Problem.
Copy the lines below as they are; omit the images they contain.
Exercise material: Begin
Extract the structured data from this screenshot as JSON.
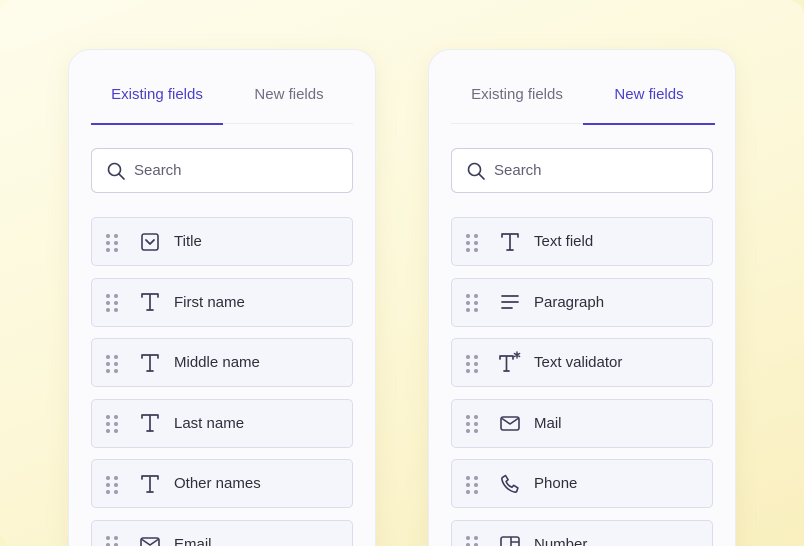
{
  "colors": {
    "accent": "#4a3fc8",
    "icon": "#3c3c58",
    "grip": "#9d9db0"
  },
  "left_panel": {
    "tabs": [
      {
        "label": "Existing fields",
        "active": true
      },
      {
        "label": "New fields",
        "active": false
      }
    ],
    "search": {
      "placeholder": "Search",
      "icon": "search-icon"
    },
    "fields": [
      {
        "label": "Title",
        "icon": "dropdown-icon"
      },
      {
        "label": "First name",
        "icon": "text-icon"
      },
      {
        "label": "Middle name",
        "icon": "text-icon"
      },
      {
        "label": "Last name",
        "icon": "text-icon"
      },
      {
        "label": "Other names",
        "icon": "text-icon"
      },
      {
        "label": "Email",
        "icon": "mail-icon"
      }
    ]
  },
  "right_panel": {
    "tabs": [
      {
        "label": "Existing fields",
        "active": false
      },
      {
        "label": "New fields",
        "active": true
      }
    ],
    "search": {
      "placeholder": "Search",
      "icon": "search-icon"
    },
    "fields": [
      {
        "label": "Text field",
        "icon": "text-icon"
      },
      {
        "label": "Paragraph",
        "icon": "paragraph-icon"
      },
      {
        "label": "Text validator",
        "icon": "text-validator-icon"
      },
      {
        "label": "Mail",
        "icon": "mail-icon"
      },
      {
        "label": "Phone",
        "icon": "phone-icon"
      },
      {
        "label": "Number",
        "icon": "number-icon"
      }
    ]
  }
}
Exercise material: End
Written reply.
Extract the structured data from this screenshot as JSON.
{
  "colors": {
    "accent": "#4a3fc8",
    "icon": "#3c3c58",
    "grip": "#9d9db0"
  },
  "left_panel": {
    "tabs": [
      {
        "label": "Existing fields",
        "active": true
      },
      {
        "label": "New fields",
        "active": false
      }
    ],
    "search": {
      "placeholder": "Search",
      "icon": "search-icon"
    },
    "fields": [
      {
        "label": "Title",
        "icon": "dropdown-icon"
      },
      {
        "label": "First name",
        "icon": "text-icon"
      },
      {
        "label": "Middle name",
        "icon": "text-icon"
      },
      {
        "label": "Last name",
        "icon": "text-icon"
      },
      {
        "label": "Other names",
        "icon": "text-icon"
      },
      {
        "label": "Email",
        "icon": "mail-icon"
      }
    ]
  },
  "right_panel": {
    "tabs": [
      {
        "label": "Existing fields",
        "active": false
      },
      {
        "label": "New fields",
        "active": true
      }
    ],
    "search": {
      "placeholder": "Search",
      "icon": "search-icon"
    },
    "fields": [
      {
        "label": "Text field",
        "icon": "text-icon"
      },
      {
        "label": "Paragraph",
        "icon": "paragraph-icon"
      },
      {
        "label": "Text validator",
        "icon": "text-validator-icon"
      },
      {
        "label": "Mail",
        "icon": "mail-icon"
      },
      {
        "label": "Phone",
        "icon": "phone-icon"
      },
      {
        "label": "Number",
        "icon": "number-icon"
      }
    ]
  }
}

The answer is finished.